WHAT IS NEEDED: Word for word, reproduce the listing that follows, excluding any pictures it contains.

DATA TO EXAMINE:
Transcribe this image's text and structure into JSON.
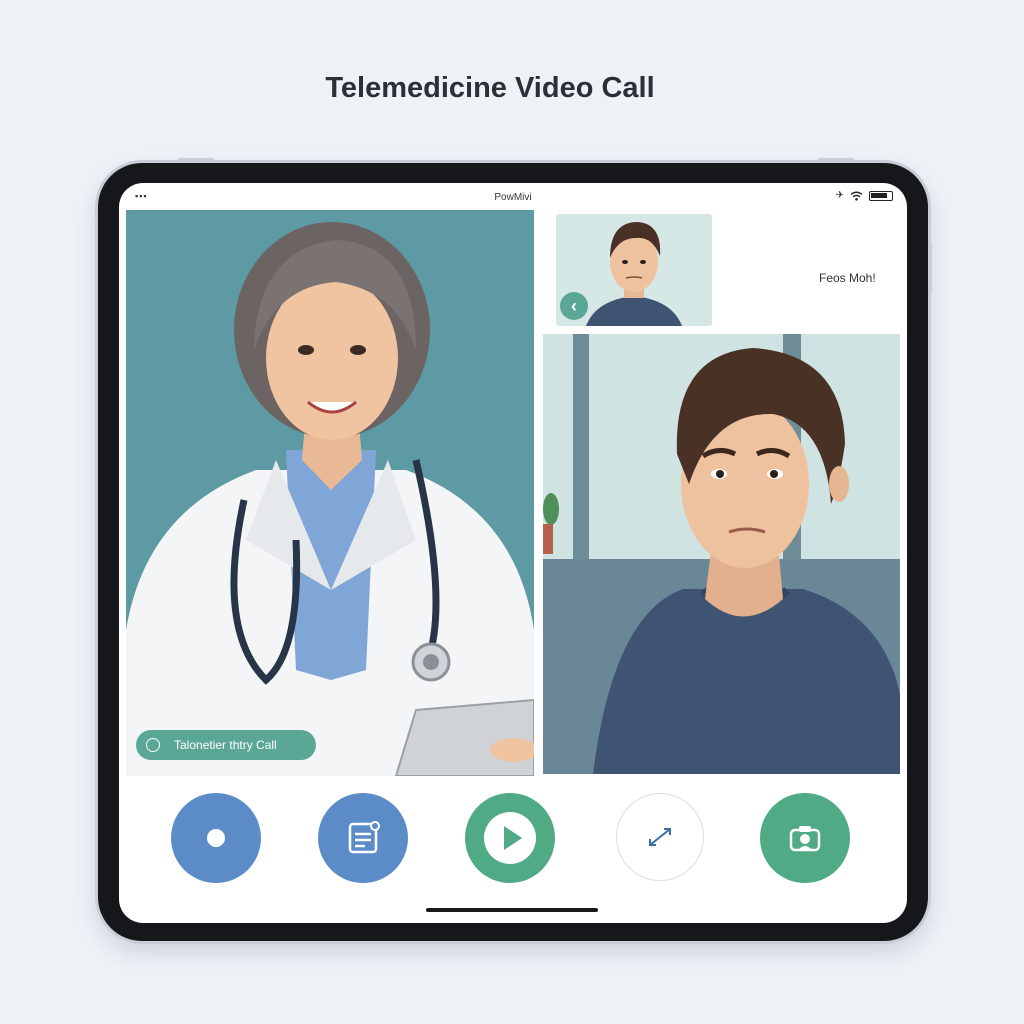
{
  "page": {
    "title": "Telemedicine Video Call"
  },
  "status_bar": {
    "left": "▪▪▪",
    "center": "PowMivi",
    "right_icons": [
      "airplane-icon",
      "wifi-icon",
      "battery-icon"
    ]
  },
  "doctor_view": {
    "caption": "Talonetier thtry Call"
  },
  "self_view": {
    "side_label": "Feos Moh!"
  },
  "controls": [
    {
      "name": "record-button",
      "icon": "record-icon",
      "color": "#5b8cc8"
    },
    {
      "name": "notes-button",
      "icon": "notes-icon",
      "color": "#5b8cc8"
    },
    {
      "name": "play-button",
      "icon": "play-icon",
      "color": "#4faa85"
    },
    {
      "name": "expand-button",
      "icon": "expand-arrows-icon",
      "color": "#ffffff"
    },
    {
      "name": "camera-button",
      "icon": "camera-icon",
      "color": "#4faa85"
    }
  ],
  "colors": {
    "accent_green": "#5ba795",
    "accent_blue": "#5b8cc8",
    "doctor_background": "#5e9aa3",
    "patient_shirt": "#3f5373"
  }
}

ANSWER BELOW:
Transcribe this image's text and structure into JSON.
{
  "page": {
    "title": "Telemedicine Video Call"
  },
  "status_bar": {
    "left": "▪▪▪",
    "center": "PowMivi",
    "right_icons": [
      "airplane-icon",
      "wifi-icon",
      "battery-icon"
    ]
  },
  "doctor_view": {
    "caption": "Talonetier thtry Call"
  },
  "self_view": {
    "side_label": "Feos Moh!"
  },
  "controls": [
    {
      "name": "record-button",
      "icon": "record-icon",
      "color": "#5b8cc8"
    },
    {
      "name": "notes-button",
      "icon": "notes-icon",
      "color": "#5b8cc8"
    },
    {
      "name": "play-button",
      "icon": "play-icon",
      "color": "#4faa85"
    },
    {
      "name": "expand-button",
      "icon": "expand-arrows-icon",
      "color": "#ffffff"
    },
    {
      "name": "camera-button",
      "icon": "camera-icon",
      "color": "#4faa85"
    }
  ],
  "colors": {
    "accent_green": "#5ba795",
    "accent_blue": "#5b8cc8",
    "doctor_background": "#5e9aa3",
    "patient_shirt": "#3f5373"
  }
}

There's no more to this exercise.